Work task ::
Return the entries in full, exactly as written.

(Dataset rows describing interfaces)
........
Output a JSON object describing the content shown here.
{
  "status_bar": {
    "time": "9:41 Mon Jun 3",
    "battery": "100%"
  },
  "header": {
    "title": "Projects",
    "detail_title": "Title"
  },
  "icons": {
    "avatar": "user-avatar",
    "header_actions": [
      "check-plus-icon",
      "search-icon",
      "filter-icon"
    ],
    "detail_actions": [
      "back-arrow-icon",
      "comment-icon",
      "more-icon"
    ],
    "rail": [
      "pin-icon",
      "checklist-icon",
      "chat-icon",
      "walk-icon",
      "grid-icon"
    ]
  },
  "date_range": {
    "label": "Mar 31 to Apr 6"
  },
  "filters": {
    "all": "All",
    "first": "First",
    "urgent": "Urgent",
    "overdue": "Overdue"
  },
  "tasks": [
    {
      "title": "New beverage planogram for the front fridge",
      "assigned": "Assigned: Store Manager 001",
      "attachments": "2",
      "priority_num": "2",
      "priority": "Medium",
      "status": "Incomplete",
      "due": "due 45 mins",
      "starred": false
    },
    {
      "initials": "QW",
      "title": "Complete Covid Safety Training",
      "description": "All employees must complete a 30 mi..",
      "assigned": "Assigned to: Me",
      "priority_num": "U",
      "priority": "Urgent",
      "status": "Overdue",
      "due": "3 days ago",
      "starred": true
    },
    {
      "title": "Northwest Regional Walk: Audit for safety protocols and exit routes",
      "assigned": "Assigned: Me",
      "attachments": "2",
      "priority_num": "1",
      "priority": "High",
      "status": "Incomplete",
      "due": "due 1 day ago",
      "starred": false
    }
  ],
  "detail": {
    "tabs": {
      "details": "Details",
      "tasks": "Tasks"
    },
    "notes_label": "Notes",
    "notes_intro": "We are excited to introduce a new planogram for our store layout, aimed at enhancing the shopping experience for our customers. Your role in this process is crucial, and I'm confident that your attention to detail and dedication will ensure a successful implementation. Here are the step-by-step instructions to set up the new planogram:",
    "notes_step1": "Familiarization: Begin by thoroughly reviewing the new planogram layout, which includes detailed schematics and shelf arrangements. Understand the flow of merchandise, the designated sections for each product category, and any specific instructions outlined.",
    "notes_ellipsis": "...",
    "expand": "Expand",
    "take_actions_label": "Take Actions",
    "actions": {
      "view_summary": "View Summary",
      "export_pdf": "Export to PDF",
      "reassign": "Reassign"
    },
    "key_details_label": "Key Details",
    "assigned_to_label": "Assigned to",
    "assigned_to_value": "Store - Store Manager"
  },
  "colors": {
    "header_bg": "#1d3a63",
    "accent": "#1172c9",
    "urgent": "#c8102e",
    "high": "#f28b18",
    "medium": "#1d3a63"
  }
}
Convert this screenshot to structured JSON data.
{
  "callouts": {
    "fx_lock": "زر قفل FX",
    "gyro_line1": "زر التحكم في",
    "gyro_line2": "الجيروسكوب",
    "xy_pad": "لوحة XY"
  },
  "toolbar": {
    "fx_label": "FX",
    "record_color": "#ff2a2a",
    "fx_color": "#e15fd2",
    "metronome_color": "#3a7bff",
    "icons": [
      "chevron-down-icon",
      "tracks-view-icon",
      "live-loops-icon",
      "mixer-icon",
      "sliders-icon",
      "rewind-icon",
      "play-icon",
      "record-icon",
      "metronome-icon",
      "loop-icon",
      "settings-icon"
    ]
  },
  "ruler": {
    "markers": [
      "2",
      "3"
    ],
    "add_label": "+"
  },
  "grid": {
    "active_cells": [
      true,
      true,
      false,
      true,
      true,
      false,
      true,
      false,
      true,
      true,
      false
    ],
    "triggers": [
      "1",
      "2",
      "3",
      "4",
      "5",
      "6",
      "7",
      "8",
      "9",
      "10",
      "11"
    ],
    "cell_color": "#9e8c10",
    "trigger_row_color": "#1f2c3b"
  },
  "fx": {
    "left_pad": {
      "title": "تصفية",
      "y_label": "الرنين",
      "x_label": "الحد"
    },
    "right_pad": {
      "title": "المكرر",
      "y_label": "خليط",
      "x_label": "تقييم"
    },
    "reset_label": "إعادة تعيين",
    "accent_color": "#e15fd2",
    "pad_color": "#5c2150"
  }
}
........
Result of this task ::
Output a JSON object describing the content shown here.
{
  "status_bar": {
    "time": "9:41 Mon Jun 3",
    "battery": "100%"
  },
  "header": {
    "title": "Projects",
    "detail_title": "Title"
  },
  "icons": {
    "avatar": "user-avatar",
    "header_actions": [
      "check-plus-icon",
      "search-icon",
      "filter-icon"
    ],
    "detail_actions": [
      "back-arrow-icon",
      "comment-icon",
      "more-icon"
    ],
    "rail": [
      "pin-icon",
      "checklist-icon",
      "chat-icon",
      "walk-icon",
      "grid-icon"
    ]
  },
  "date_range": {
    "label": "Mar 31 to Apr 6"
  },
  "filters": {
    "all": "All",
    "first": "First",
    "urgent": "Urgent",
    "overdue": "Overdue"
  },
  "tasks": [
    {
      "title": "New beverage planogram for the front fridge",
      "assigned": "Assigned: Store Manager 001",
      "attachments": "2",
      "priority_num": "2",
      "priority": "Medium",
      "status": "Incomplete",
      "due": "due 45 mins",
      "starred": false
    },
    {
      "initials": "QW",
      "title": "Complete Covid Safety Training",
      "description": "All employees must complete a 30 mi..",
      "assigned": "Assigned to: Me",
      "priority_num": "U",
      "priority": "Urgent",
      "status": "Overdue",
      "due": "3 days ago",
      "starred": true
    },
    {
      "title": "Northwest Regional Walk: Audit for safety protocols and exit routes",
      "assigned": "Assigned: Me",
      "attachments": "2",
      "priority_num": "1",
      "priority": "High",
      "status": "Incomplete",
      "due": "due 1 day ago",
      "starred": false
    }
  ],
  "detail": {
    "tabs": {
      "details": "Details",
      "tasks": "Tasks"
    },
    "notes_label": "Notes",
    "notes_intro": "We are excited to introduce a new planogram for our store layout, aimed at enhancing the shopping experience for our customers. Your role in this process is crucial, and I'm confident that your attention to detail and dedication will ensure a successful implementation. Here are the step-by-step instructions to set up the new planogram:",
    "notes_step1": "Familiarization: Begin by thoroughly reviewing the new planogram layout, which includes detailed schematics and shelf arrangements. Understand the flow of merchandise, the designated sections for each product category, and any specific instructions outlined.",
    "notes_ellipsis": "...",
    "expand": "Expand",
    "take_actions_label": "Take Actions",
    "actions": {
      "view_summary": "View Summary",
      "export_pdf": "Export to PDF",
      "reassign": "Reassign"
    },
    "key_details_label": "Key Details",
    "assigned_to_label": "Assigned to",
    "assigned_to_value": "Store - Store Manager"
  },
  "colors": {
    "header_bg": "#1d3a63",
    "accent": "#1172c9",
    "urgent": "#c8102e",
    "high": "#f28b18",
    "medium": "#1d3a63"
  }
}
Convert this screenshot to structured JSON data.
{
  "callouts": {
    "fx_lock": "زر قفل FX",
    "gyro_line1": "زر التحكم في",
    "gyro_line2": "الجيروسكوب",
    "xy_pad": "لوحة XY"
  },
  "toolbar": {
    "fx_label": "FX",
    "record_color": "#ff2a2a",
    "fx_color": "#e15fd2",
    "metronome_color": "#3a7bff",
    "icons": [
      "chevron-down-icon",
      "tracks-view-icon",
      "live-loops-icon",
      "mixer-icon",
      "sliders-icon",
      "rewind-icon",
      "play-icon",
      "record-icon",
      "metronome-icon",
      "loop-icon",
      "settings-icon"
    ]
  },
  "ruler": {
    "markers": [
      "2",
      "3"
    ],
    "add_label": "+"
  },
  "grid": {
    "active_cells": [
      true,
      true,
      false,
      true,
      true,
      false,
      true,
      false,
      true,
      true,
      false
    ],
    "triggers": [
      "1",
      "2",
      "3",
      "4",
      "5",
      "6",
      "7",
      "8",
      "9",
      "10",
      "11"
    ],
    "cell_color": "#9e8c10",
    "trigger_row_color": "#1f2c3b"
  },
  "fx": {
    "left_pad": {
      "title": "تصفية",
      "y_label": "الرنين",
      "x_label": "الحد"
    },
    "right_pad": {
      "title": "المكرر",
      "y_label": "خليط",
      "x_label": "تقييم"
    },
    "reset_label": "إعادة تعيين",
    "accent_color": "#e15fd2",
    "pad_color": "#5c2150"
  }
}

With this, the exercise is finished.